__SOURCE INFORMATION__

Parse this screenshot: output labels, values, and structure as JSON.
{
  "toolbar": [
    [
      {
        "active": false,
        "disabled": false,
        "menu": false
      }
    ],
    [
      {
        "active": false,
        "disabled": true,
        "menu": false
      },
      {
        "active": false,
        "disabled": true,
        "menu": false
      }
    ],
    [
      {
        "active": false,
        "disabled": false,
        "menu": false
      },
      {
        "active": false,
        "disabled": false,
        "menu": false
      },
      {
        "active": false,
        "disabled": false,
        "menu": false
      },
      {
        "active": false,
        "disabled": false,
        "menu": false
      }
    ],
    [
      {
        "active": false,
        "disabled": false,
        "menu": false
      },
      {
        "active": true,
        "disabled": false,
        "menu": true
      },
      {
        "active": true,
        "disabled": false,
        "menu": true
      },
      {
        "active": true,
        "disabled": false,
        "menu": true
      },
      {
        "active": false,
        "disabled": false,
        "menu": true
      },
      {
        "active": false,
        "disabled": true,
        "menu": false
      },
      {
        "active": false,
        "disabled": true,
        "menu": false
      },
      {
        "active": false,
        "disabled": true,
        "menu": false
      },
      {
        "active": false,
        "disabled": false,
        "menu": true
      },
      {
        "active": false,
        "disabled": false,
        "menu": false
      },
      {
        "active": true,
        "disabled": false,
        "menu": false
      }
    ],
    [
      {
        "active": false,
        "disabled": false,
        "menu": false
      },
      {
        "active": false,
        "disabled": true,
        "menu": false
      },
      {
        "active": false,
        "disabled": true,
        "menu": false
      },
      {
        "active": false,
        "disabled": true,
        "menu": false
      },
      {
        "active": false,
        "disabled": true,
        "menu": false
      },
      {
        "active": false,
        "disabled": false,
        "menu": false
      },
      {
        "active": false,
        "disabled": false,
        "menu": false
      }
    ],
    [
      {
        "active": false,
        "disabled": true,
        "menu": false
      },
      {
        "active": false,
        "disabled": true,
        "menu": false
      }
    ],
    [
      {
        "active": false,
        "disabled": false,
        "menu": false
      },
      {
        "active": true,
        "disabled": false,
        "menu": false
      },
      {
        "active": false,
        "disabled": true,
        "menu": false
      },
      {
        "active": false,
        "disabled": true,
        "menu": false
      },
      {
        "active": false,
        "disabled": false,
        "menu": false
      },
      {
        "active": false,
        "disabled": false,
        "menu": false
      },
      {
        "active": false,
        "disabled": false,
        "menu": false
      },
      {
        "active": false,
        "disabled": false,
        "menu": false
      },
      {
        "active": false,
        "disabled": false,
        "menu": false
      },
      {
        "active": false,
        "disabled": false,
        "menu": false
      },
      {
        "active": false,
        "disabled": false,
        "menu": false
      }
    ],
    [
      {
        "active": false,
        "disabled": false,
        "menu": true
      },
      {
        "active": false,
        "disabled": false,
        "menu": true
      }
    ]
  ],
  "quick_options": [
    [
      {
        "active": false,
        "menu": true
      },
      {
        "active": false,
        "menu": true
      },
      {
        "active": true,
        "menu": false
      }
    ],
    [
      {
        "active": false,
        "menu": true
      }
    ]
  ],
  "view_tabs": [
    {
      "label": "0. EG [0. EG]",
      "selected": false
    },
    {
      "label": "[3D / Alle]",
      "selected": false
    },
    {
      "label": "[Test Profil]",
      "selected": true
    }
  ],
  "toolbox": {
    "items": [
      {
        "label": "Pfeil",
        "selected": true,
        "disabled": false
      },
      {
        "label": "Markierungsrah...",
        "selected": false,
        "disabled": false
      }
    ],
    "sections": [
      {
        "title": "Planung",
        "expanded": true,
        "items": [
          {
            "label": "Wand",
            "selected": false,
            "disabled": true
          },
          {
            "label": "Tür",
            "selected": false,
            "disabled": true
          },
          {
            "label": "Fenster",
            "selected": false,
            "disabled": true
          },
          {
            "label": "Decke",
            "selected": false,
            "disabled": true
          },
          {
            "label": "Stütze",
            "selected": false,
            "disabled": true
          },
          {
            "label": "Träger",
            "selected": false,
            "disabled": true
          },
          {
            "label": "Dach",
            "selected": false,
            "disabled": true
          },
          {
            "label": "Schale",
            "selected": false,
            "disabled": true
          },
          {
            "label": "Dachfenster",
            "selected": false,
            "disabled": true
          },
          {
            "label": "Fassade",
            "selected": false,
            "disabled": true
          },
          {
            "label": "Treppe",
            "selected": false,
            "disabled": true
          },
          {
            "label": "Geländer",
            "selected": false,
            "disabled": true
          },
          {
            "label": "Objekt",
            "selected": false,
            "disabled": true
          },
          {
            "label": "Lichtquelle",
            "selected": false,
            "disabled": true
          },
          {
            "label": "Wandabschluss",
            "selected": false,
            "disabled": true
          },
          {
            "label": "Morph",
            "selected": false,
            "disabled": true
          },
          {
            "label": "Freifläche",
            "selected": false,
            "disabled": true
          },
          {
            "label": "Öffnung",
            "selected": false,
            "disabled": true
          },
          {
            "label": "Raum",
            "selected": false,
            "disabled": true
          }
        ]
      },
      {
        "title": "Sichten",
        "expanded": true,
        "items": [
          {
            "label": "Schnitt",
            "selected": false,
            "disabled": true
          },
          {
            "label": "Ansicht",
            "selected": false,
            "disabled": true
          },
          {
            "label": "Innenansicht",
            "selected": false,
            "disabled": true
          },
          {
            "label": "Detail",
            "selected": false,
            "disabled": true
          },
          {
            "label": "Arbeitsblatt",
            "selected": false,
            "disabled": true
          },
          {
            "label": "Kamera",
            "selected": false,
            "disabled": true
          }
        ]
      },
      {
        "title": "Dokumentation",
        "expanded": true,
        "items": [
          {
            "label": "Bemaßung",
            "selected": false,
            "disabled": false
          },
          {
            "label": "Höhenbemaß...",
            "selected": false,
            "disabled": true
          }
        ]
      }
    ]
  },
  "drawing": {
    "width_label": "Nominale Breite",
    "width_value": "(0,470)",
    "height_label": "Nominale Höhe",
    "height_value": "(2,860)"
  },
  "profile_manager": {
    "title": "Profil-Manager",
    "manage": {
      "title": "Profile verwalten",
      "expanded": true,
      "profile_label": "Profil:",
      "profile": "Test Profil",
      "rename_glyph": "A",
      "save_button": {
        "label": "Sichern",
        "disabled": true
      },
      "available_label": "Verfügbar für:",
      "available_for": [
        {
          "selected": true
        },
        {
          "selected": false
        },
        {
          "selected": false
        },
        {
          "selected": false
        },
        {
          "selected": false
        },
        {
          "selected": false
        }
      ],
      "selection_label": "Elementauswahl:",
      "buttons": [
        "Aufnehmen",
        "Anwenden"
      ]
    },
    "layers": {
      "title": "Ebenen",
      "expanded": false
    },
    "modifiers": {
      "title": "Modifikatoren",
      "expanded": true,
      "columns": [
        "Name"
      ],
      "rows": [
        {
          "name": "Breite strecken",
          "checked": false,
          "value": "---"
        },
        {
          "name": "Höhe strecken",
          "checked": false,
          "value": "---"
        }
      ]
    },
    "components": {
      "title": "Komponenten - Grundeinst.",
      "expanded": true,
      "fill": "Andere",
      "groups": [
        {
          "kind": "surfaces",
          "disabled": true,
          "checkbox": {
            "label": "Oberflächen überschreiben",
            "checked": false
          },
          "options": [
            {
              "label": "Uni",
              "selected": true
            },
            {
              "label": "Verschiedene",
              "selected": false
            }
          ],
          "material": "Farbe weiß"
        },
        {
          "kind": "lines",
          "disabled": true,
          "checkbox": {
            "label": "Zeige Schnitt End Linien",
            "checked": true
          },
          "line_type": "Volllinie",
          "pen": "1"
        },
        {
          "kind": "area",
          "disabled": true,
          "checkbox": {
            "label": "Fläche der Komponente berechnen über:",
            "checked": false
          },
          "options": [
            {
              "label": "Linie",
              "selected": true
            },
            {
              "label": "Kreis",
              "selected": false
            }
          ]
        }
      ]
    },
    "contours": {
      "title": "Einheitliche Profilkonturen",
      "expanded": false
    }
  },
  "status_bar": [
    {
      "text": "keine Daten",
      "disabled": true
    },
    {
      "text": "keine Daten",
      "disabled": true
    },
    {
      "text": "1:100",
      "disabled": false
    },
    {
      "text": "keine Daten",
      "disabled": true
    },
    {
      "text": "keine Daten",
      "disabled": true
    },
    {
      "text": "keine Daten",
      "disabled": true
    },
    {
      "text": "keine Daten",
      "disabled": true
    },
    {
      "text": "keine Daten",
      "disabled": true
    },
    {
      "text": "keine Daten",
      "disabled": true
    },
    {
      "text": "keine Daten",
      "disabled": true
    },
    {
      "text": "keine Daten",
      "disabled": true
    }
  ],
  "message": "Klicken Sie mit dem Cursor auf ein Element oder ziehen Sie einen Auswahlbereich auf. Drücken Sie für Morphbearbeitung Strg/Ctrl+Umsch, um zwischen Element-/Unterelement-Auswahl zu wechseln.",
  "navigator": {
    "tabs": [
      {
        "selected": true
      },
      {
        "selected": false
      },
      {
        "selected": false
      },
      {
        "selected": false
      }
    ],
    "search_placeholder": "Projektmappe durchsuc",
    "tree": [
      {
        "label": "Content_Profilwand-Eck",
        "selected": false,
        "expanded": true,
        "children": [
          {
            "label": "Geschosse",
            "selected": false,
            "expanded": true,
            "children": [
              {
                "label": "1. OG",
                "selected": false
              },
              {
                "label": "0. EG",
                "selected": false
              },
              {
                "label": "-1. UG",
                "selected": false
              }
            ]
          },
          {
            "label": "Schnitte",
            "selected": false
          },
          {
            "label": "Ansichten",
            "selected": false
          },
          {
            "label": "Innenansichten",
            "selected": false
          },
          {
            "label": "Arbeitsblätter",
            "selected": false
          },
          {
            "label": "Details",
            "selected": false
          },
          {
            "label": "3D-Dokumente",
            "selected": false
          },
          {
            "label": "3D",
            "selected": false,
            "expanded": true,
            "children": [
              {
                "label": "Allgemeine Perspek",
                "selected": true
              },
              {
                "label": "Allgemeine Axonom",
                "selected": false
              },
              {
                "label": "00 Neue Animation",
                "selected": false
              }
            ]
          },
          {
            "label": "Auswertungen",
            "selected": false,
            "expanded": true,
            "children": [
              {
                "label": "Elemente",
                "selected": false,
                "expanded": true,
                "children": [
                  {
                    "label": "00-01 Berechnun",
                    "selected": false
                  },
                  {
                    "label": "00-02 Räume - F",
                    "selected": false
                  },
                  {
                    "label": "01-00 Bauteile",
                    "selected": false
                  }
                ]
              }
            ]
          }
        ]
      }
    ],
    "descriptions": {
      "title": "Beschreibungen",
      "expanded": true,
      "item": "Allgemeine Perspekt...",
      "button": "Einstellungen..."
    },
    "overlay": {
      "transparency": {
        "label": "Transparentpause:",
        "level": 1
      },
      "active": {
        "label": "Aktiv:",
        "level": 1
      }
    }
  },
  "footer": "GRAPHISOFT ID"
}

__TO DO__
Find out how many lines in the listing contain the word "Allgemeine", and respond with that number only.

__SOLUTION TO THIS EXERCISE__
3